One of Japan's largest beauty and skincare companies, Shiseido was founded in 1872, when the country's first Western-style pharmacy was opened in Ginza in Tokyo. In 1919 they opened the Shiseido Gallery, now the oldest gallery in Japan, which holds regular exhibitions of work by young Japanese artists. That isn't their only artistic endeavour, though; near their Shizuoka factory in Kakegawa, about twenty minutes' walk from Kakegawa station, there's the Shiseido Art House and Corporate Museum, very different but equally interesting places.
At the entrance to the Art House there's one of Lee Ufan's very minimal sculptures, of rocks and metal, but the rest of the exhibition I saw was of charming Japanese paintings from the 1930s and 40s. They were of unfussy subjects in gentle colours; a woman being tattooed, views of homes, women looking at cherry-blossom trees, all creating a restful feeling. There were also a few books on display, opened to pages where drawings by the same artist were used as illustrations.
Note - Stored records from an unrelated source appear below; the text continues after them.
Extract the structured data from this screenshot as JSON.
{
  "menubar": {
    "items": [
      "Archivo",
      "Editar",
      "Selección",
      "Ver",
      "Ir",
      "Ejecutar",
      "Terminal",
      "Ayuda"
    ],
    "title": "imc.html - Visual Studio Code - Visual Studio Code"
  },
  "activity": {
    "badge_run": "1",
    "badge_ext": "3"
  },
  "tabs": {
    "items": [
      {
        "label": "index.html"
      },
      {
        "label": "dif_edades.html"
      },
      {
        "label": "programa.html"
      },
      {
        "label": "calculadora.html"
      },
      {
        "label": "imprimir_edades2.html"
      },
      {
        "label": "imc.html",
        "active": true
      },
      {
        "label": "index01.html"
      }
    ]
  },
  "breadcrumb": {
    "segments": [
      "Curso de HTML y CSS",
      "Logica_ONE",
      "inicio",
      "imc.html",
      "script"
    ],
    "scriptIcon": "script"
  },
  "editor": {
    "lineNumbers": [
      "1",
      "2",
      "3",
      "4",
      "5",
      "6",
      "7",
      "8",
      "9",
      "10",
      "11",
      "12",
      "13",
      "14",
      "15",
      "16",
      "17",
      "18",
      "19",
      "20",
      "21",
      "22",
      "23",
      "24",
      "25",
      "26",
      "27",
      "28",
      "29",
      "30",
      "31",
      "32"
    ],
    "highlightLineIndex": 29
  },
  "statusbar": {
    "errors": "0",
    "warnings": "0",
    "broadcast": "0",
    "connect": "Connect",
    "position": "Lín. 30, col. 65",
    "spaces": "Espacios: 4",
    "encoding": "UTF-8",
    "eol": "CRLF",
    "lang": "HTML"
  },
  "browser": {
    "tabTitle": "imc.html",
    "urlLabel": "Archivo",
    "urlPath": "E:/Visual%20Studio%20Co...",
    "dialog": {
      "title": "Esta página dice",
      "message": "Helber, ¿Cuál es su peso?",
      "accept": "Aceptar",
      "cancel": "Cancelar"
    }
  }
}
Round the corner were more sculptures, in a mix of styles, with some particularly entertaining ones of women doing naked horseback acrobatics. Then there was another, larger room of books dating back to the 1910s-30s, kept in display cases like artefacts of an ancient civilization. They were showing off their cases, covers and interior illustrations: landscapes, flowers, a snowswept village, scenes which I assume were from the books' stories. Some of them were rather faded, some of them well-preserved with the colours still vivid, and it was fun to imagine who they belonged to, how often they were read, where, who to.
Also interesting - and also free of charge - is the Corporate Museum. It's full of items from the company's history, of course: store staff uniforms, product packaging and samples from different eras - the uniforms have changed dramatically! - scores of posters, a soda fountain. As I went round the displays I enjoyed listening to the audio guide (available in English, French, Chinese and Korean), which provided interesting insight into how the company has evolved and responded to changes during Japan's turbulent recent history.
This is reflected most clearly in the timeline display of promotional posters: they were text-heavy in the 1910s, then art-deco and racy Western styles were introduced in the 1920s, leading eventually on to 70s hippy dudes and the unabashed glamour of the 80s.
Naturally, each museum has a shop, selling a surprisingly small range of goods, such as bags, stationery, perfume and cookies. Still, I suppose that just means you have more money for cosmetics!